Kent State professor writes book about Olympic medalist father

Joanne Kilgour Dowdy, Kent State professor of adolescent/adult literacy, recently wrote and published a book about her father, a 1952 Oympic bronze medal winner.

Nicholas Sewell

Joanne Kilgour-Dowdy, professor of adolescent and adult literacy, woke up Dec. 26, 2012, with a story in her heart.

“The story just came through me,” Kilgour-Dowdy said. “This story started coming out of me.”

Kilgour-Dowdy published a book this month about her father’s journey to win a bronze medal win in weightlifting in the 1952 Olympics for Trinidad and Tobago. Kilgour-Dowdy said it did not take her very long to write the book as she felt her father, Lennox Kilgour, worked “through” her to write the story.

“It turns out this year is the 10th anniversary of Kilgour’s death, so I think it’s appropriate that there be some sort of commemoration,” she said.

The book, “Olympic Hero: Lennox Kilgour’s Story,” covers the various challenges and hardships Kilgour faced in his life, eventually culminating with winning the bronze medal in the 1952 Summer Olympics, which were held in Helsinki, Finland. It is targeted towardsyoung children, but Kilgour-Dowdy said adults have been very receptive to it as well.  
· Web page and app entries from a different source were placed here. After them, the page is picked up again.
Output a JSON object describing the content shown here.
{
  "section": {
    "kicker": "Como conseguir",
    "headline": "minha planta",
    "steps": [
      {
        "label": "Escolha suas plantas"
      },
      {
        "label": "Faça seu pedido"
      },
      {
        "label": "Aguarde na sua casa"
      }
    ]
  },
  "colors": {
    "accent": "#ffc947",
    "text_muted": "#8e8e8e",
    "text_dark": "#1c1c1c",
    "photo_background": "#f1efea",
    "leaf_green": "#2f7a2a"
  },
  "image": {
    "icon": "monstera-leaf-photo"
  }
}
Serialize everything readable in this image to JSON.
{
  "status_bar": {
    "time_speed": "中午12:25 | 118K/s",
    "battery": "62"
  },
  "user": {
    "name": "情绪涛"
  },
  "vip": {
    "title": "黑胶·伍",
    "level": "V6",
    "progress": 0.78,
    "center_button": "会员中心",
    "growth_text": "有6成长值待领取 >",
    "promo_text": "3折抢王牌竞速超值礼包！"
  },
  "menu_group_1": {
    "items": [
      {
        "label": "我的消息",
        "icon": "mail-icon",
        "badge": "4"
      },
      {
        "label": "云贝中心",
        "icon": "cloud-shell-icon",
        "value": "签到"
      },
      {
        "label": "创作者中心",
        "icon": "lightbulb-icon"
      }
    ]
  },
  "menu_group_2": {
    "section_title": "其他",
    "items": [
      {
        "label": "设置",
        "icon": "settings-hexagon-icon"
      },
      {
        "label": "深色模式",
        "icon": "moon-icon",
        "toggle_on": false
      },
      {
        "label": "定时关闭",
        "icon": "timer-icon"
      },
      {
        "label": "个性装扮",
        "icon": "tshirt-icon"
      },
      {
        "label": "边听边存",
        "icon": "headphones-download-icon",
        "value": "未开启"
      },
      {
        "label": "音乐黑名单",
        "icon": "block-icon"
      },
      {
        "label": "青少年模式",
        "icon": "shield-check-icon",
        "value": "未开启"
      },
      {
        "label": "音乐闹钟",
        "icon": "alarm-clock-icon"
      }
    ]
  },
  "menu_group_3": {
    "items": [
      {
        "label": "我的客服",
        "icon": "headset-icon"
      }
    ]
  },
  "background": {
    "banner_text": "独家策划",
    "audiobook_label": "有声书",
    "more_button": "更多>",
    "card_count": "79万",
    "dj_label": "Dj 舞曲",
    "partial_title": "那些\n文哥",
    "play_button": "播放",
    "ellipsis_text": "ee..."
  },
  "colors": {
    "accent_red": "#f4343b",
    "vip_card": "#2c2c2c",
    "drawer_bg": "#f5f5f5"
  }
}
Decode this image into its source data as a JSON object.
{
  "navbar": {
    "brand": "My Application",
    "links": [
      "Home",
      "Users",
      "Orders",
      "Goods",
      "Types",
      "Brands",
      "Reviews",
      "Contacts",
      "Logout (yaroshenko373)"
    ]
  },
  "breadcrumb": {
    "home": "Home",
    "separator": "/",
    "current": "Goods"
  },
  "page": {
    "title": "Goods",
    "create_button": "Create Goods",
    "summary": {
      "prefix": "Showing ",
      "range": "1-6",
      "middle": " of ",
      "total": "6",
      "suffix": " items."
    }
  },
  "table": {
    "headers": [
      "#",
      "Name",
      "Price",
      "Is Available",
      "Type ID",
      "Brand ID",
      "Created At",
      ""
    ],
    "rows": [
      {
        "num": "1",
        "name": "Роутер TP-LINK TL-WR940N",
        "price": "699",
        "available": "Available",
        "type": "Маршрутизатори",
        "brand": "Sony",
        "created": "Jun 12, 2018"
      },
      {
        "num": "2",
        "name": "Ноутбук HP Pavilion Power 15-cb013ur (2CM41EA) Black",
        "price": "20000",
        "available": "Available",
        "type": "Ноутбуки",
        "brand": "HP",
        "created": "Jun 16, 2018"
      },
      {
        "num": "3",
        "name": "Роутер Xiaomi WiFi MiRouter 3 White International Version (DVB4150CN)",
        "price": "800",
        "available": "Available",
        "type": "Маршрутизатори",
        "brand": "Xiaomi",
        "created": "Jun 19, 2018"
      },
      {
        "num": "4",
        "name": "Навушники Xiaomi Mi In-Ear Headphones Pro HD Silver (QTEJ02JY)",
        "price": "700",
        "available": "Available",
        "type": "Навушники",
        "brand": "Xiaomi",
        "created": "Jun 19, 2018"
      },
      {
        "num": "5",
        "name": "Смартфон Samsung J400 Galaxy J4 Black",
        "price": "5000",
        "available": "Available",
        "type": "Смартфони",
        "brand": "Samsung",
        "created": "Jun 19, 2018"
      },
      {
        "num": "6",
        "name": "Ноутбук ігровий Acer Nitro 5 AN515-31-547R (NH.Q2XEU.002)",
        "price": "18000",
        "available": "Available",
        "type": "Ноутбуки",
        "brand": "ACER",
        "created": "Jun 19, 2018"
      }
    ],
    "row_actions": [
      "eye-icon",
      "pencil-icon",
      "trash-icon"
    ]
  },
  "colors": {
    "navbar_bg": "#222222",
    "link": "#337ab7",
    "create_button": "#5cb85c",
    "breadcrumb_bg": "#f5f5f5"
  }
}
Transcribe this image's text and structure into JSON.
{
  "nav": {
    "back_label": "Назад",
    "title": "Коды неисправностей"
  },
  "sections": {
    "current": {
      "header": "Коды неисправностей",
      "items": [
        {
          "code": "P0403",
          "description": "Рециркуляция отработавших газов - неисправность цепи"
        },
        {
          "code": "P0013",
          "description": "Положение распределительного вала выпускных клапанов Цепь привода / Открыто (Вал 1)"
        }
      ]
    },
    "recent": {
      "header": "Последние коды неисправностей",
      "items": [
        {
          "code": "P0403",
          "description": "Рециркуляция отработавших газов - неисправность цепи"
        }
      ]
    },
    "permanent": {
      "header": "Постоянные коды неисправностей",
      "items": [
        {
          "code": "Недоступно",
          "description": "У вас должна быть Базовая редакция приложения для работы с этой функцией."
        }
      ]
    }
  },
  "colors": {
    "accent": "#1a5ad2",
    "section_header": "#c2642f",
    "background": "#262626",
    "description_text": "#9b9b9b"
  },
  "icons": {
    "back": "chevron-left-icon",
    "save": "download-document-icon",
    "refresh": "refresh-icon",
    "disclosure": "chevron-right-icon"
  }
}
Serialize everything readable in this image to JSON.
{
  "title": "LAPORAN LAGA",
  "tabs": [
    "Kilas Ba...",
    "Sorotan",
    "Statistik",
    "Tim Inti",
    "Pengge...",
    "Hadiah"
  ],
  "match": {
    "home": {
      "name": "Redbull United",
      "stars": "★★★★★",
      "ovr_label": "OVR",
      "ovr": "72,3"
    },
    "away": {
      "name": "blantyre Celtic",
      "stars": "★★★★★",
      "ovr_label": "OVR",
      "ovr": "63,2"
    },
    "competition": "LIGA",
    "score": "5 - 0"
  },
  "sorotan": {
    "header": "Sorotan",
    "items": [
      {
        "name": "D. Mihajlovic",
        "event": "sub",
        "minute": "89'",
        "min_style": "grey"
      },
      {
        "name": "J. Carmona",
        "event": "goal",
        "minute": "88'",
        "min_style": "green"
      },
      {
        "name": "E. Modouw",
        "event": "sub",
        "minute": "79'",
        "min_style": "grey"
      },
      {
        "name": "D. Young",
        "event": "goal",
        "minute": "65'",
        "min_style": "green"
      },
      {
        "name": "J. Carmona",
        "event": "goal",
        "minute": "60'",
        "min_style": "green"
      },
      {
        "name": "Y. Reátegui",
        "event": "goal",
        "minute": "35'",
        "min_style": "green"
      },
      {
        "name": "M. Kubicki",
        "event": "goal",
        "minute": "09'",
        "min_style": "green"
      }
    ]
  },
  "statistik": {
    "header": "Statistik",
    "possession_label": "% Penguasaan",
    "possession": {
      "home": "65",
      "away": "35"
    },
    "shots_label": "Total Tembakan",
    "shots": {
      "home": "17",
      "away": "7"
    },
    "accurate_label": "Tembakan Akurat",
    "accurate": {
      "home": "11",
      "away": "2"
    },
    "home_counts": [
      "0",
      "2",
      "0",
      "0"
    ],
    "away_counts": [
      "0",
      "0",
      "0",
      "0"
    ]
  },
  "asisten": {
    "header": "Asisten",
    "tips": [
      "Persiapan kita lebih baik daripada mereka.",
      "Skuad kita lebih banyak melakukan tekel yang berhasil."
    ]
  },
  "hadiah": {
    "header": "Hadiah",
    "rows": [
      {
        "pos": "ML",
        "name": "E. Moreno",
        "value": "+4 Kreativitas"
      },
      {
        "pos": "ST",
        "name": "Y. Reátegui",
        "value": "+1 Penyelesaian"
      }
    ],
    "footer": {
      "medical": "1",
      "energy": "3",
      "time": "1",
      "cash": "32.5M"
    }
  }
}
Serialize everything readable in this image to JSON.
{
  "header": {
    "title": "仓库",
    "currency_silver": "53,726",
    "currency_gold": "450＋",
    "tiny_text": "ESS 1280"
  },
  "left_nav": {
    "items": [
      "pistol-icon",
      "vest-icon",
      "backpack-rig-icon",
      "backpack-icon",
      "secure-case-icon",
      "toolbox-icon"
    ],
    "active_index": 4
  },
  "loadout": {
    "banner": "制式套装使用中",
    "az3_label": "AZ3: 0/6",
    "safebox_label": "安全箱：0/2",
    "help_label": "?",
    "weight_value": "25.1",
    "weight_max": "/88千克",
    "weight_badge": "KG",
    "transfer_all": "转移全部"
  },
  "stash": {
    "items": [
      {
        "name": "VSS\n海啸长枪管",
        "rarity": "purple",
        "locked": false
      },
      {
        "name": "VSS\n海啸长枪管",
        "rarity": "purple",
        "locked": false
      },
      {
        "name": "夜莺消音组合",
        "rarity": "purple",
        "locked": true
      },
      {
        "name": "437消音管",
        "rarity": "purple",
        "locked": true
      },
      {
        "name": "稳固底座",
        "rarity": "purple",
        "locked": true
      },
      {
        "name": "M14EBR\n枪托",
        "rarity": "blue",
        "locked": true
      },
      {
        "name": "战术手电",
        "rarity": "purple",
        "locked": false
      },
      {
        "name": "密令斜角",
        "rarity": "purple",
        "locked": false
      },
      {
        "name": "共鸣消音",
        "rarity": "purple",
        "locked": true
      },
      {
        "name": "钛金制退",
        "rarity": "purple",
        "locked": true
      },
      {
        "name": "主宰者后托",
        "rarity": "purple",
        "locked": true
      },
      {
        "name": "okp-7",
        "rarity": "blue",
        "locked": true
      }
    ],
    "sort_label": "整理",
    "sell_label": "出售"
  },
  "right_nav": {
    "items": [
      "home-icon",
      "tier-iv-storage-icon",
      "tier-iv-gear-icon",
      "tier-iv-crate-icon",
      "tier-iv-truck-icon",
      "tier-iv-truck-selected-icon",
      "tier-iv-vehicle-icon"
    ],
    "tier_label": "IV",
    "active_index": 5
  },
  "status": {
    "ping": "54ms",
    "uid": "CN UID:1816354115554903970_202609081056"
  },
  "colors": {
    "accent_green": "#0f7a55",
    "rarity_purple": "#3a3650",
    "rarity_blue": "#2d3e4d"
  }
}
She said she wanted to write the book to remind people just how influential her father was to his native country, Trinidad and Tobago.

“I think this is a nice way of reminding everyone that he was a pioneer for his country and he served well,” she said.  “It turns out that this story is something that really captures people’s interest, and so far we’ve received really good reception for the product.”

Dillon Sedar, a  Kent State alumnus who graduated in May 2013, illustrated the book for Kilgour-Dowdy.  

Juli Dorff, an art education professor at Kent State, recommended Sedar to Kilgour-Dowdy for the illustration job. Sedar then accepted his first full-illustration job in May 2013.

“I drew 25 pictures for the book, including the main cover and inside covers, both front and back,” Sedar said.  

“It took me a total of three months to complete all of the illustrations,” he said.  “Individual illustrations would take anywhere from two to eight hours to complete.”

Sedar also shared some of his thoughts on Kilgour-Dowdy.

“She is very communicative, smart, persistent and rarely settles for anything other than what she wants,” Sedar said. “I am very proud of our collaborative accomplishment and look forward to working more with Joanne in the future.”

For more information about Kilgour-Dowdy and her work, visit her website at

Contact Nick Sewell at [email protected].